Fascinating history of this area, formerly the German territory known as East Prussia but ceded to Russia after the Second World War. One can see this becoming the flash point of some future aggression, but for now, the area is peaceful enough.
The main terminal is about as good as it gets for freeware, and the photo textures used are excellent. Framerates were okay, but we kept settings high to examine the textures.
Anyway, the airport is convenient to use on the Baltic route we developed, and if you want to use it the file can be found here. We highly recommend you check it out.
Rather than shoot my mouth off, I’m going to shut up and let the images talk for a while, but first…the basics. EFHK is a moderately large airport, with three long runways (two over 10,000 feet long) allowing nonstop worldwide service, from Asia to North America. Primary airlines are, of course, Finnair, with regionals and major European flag carriers well represented. That said, this is a major airport and it’s surprising AeroSOFT hasn’t made this one available for XP11.
But no matter – as that’s all ‘spilt milk’ now. What’s been developed in this file is startling, and startlingly good, if only because it’s obvious whoever made this airport is an Artist, with a capital A. But – and this is a big ‘but’ – you’ll need your graphic-rendering settings dialed up to see all there is to see. Take my word for it, though. It’s worth the effort.
Take a look…

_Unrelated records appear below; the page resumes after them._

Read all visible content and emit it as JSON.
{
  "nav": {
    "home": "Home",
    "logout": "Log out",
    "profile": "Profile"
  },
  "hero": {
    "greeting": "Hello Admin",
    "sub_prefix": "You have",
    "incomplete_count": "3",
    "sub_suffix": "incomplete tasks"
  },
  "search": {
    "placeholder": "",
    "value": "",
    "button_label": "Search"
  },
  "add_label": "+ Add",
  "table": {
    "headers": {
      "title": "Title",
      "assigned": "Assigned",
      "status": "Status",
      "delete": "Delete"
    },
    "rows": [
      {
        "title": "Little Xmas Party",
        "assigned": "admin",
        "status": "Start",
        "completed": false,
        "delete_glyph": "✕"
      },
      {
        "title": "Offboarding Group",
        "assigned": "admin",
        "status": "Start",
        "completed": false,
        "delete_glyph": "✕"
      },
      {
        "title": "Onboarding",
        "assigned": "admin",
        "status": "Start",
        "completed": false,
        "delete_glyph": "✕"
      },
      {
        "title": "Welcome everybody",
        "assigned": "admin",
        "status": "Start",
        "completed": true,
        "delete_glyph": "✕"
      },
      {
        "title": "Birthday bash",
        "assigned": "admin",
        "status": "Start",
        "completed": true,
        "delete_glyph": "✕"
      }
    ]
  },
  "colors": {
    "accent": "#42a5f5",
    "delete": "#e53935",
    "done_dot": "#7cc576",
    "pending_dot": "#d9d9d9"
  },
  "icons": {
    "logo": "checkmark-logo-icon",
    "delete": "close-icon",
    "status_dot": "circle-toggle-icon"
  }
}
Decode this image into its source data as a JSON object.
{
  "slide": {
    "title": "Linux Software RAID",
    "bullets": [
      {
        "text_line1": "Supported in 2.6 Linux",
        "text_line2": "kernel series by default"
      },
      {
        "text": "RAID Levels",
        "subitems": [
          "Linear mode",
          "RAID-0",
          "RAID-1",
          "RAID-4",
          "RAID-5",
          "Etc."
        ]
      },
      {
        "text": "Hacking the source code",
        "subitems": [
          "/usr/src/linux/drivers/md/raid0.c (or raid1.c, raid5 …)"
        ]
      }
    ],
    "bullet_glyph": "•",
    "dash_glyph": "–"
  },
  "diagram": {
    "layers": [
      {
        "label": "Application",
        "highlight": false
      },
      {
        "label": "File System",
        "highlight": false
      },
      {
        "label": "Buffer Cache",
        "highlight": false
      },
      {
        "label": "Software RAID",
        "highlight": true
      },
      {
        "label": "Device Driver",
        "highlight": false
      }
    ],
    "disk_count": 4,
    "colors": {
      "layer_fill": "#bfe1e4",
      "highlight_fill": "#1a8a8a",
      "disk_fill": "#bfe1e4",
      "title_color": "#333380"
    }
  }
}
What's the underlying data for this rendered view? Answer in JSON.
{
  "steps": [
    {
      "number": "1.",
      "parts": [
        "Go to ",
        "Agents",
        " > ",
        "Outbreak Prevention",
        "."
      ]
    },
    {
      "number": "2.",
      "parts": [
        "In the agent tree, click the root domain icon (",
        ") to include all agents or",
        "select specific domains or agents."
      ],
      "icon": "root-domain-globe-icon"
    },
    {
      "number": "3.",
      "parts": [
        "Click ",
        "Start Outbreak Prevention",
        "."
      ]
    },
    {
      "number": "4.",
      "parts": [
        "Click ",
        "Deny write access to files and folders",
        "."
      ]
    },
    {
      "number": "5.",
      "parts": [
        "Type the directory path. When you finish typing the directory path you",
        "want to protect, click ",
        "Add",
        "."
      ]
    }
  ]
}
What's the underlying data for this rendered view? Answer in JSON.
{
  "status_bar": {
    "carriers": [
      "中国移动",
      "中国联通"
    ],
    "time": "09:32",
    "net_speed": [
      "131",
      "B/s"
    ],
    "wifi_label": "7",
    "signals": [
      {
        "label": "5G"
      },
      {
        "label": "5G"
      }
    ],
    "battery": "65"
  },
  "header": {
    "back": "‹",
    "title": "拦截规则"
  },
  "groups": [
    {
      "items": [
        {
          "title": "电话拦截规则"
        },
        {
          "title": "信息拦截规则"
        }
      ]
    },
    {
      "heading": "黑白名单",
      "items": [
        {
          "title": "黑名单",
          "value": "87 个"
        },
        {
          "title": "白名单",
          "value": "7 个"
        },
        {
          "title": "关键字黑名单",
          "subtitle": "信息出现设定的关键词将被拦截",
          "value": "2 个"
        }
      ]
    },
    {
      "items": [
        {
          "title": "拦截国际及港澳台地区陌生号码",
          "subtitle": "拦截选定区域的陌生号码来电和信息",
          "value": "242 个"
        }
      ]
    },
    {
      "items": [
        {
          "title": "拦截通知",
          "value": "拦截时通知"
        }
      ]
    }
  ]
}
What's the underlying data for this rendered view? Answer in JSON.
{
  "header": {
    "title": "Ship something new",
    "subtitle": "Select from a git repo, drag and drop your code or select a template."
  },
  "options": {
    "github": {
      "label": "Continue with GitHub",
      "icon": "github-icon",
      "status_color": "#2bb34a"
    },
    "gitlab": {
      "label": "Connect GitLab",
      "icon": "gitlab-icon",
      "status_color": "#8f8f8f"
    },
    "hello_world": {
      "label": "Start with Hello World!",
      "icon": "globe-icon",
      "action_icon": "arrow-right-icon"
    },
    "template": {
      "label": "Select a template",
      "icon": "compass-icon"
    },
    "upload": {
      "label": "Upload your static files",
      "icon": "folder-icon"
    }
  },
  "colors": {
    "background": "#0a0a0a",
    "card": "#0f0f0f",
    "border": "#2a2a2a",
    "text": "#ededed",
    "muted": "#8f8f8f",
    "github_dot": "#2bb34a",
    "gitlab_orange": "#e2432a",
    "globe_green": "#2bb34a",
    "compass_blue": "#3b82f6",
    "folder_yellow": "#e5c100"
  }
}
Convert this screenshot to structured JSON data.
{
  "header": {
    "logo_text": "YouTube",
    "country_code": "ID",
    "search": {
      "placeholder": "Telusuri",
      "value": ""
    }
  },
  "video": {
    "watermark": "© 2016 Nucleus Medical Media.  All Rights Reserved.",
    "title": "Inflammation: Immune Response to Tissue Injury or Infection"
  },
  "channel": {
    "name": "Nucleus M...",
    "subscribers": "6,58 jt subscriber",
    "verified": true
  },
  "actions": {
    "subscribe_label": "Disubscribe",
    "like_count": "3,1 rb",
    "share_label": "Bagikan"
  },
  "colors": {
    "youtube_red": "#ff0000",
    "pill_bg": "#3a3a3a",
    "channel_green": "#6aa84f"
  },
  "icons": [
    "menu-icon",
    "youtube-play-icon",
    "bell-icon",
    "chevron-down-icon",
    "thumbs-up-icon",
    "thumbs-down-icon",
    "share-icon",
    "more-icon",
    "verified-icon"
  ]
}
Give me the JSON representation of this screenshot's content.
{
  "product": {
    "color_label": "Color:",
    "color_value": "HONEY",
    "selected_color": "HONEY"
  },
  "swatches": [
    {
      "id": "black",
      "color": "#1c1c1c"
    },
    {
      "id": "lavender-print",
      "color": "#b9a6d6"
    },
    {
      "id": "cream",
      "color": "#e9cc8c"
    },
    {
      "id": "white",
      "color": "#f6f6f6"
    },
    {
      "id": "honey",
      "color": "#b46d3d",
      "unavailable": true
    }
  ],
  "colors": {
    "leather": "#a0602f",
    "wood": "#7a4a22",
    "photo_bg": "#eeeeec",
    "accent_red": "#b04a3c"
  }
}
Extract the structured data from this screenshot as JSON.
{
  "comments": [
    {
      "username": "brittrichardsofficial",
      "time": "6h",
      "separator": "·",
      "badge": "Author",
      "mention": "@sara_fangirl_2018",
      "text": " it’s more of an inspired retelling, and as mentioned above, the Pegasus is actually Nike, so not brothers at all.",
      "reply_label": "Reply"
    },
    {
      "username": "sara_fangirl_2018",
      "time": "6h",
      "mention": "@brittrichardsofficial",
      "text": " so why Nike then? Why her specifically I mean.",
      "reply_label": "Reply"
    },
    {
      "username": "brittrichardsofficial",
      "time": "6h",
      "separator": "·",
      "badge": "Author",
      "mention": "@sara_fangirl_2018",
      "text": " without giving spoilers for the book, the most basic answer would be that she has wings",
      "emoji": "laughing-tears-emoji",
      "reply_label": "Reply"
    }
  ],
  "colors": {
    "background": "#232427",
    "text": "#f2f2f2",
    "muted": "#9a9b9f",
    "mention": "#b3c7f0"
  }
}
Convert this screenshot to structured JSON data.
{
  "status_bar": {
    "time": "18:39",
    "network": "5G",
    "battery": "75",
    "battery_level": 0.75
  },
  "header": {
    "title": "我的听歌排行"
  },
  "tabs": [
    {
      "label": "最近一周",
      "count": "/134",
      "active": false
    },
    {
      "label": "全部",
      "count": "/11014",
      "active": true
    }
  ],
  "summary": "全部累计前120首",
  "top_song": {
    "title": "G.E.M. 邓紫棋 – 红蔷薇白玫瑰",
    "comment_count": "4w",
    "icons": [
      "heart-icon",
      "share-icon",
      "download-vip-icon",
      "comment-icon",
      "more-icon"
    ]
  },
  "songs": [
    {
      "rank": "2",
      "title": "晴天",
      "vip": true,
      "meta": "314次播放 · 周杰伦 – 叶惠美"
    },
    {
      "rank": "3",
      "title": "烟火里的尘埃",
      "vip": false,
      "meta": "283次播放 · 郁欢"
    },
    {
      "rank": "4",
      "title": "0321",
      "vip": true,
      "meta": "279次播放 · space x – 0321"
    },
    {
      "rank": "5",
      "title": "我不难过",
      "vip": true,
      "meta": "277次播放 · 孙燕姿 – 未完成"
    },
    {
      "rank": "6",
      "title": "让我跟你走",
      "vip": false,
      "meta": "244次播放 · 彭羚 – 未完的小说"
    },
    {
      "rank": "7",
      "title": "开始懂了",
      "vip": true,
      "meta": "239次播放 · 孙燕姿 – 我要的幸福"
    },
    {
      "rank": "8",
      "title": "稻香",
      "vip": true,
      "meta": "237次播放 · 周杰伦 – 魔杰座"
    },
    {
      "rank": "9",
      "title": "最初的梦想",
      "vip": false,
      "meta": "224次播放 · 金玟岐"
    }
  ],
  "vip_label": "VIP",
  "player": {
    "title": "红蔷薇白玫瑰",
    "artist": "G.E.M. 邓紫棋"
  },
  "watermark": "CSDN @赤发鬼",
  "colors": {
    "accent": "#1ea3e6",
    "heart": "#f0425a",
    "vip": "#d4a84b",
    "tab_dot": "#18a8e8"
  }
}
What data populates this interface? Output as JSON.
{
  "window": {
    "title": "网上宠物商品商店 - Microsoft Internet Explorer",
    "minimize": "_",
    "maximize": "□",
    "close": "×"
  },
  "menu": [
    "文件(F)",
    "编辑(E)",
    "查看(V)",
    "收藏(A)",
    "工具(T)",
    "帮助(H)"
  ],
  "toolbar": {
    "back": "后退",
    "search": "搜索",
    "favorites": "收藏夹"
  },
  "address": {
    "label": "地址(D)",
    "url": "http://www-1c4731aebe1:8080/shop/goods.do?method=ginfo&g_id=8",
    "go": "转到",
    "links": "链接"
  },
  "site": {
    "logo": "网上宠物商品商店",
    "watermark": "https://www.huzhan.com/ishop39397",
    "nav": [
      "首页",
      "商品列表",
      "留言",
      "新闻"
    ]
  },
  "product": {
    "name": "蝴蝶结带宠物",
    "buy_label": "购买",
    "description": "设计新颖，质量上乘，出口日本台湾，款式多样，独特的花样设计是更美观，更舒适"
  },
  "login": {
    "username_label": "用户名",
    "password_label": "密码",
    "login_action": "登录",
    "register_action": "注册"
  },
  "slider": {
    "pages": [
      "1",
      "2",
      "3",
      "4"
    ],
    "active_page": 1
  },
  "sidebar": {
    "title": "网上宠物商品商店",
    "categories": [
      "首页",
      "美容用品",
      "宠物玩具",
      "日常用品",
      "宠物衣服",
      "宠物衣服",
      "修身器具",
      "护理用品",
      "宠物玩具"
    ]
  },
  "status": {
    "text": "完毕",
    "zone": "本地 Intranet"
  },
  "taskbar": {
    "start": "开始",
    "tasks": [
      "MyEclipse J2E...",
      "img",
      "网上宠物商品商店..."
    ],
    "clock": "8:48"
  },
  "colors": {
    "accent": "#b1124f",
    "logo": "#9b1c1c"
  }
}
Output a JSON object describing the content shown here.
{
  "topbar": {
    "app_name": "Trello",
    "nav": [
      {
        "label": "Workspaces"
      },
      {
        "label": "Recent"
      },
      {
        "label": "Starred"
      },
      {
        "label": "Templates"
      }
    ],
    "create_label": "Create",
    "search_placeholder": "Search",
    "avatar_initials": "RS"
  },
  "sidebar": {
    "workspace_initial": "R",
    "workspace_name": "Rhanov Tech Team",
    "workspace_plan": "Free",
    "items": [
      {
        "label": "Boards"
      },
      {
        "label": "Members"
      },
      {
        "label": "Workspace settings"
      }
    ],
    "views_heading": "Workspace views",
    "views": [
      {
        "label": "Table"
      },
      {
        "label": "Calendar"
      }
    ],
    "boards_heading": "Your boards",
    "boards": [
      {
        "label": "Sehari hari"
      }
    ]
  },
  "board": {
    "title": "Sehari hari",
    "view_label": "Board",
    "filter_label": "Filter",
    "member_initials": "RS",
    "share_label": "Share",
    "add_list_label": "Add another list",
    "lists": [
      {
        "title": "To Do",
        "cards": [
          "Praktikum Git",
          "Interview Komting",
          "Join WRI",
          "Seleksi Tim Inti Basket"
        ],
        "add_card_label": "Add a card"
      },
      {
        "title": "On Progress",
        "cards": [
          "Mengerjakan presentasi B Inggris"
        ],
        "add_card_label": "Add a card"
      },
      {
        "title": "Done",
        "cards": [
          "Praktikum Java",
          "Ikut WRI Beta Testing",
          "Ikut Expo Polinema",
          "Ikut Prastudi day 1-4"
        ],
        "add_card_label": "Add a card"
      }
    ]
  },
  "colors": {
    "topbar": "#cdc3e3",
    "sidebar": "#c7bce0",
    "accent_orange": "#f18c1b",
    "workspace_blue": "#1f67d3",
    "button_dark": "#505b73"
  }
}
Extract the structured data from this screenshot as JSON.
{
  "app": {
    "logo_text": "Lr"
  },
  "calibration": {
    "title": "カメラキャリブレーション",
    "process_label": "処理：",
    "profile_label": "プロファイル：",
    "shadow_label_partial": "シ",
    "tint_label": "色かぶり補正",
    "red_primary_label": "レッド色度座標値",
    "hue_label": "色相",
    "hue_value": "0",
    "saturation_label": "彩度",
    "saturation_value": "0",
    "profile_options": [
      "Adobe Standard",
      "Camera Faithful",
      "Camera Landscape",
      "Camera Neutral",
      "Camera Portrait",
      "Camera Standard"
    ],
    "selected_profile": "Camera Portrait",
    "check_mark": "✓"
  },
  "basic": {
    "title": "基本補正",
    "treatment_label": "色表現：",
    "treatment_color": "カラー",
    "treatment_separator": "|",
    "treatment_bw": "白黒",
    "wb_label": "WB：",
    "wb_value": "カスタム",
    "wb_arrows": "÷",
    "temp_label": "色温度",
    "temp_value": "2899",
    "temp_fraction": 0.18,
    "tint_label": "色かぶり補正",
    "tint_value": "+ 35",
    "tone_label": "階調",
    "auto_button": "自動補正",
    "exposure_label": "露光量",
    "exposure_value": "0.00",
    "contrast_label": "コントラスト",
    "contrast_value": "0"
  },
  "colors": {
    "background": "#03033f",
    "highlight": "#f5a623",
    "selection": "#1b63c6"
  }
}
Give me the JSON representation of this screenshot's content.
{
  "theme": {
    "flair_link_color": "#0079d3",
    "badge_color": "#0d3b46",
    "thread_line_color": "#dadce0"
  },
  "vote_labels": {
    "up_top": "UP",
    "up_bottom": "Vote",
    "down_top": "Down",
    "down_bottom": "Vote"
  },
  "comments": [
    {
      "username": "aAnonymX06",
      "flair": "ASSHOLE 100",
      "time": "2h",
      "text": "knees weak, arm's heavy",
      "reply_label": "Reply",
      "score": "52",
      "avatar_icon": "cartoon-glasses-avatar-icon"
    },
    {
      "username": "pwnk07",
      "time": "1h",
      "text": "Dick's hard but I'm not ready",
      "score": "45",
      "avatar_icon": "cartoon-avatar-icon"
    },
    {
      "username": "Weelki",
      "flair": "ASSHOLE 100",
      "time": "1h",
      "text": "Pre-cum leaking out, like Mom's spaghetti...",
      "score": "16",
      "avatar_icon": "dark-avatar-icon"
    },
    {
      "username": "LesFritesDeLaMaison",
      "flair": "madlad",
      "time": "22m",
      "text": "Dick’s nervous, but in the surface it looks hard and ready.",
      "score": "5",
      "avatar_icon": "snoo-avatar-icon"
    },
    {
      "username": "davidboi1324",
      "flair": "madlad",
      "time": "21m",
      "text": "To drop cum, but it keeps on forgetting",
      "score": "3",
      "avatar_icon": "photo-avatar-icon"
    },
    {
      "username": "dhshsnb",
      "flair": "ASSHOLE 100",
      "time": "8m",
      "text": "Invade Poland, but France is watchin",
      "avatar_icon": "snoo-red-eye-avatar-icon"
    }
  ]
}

You’ll find all the usual amenities at this airport, from multiple hotels to several air cargo facilities. There’s clutter on the ramps if you have objects at high or max settings, but little in the way of static aircraft – which will be good for WT users – but the main attraction here is the extravagant beauty of the main terminal, and the accuracy of the model. Its spectacular, and would be well worth adding to your collection for that reason alone, but added to the Baltic region, and all the various flying options here, this is a gem.
Again, you’ll find the file here. And once again, our thanks to the X-Flight.SU team for all they’re doing to get this region well developed in XP. Helsinki is a wonderful addition, and many thanks!
So, okay, one more and that’s it! I mentioned another airport in Finland, and you want this one, so let’s take a quick look around.
EFVA/Vaasa is located well north of Helsinki so makes a nice destination for an hour or so long flight, and when you get there you’re going to want to get and take a long look around. Why?
Well, because as small airports go, payware or freeware, this one is right up there with the best of them. Small details, many almost humorous, are tucked away in small corners, and everything you’d want for an airport this size is right out front for you to see. And at night? Special doesn’t even begin to describe what’s going on here because with HDR at MAX this one comes alive.
With all that detail under HDR lighting, everything simply “pops”.
Then…leave the ramps and walk out into the grass…stretch your legs…
What’s not visible here is the sheer effort it takes to get all this “grass” into a scenery file. Each clump has to be placed, and from what I can see the developer spent days getting the grass perfect. Then…examine the edges of the taxiways, the grass between runways and taxiways…the path out to the VOR antenna, because it’s all perfect. This is as close to a photo-real scenery as I’ve seen in a freeware file…in other words, this file is payware quality. And a perfect addition to our Baltic loop.
Again, the file is located here.
Okay, that’s it. No more, I promise!
So, next post we’ll look at both payware and freeware airports on the American West Coast, so grab your boogie boards and join us on the waves, as we’ll be California Dreamin’ all the way to Seattle.
As always, thanks for coming along, and we’ll see you again soon. – C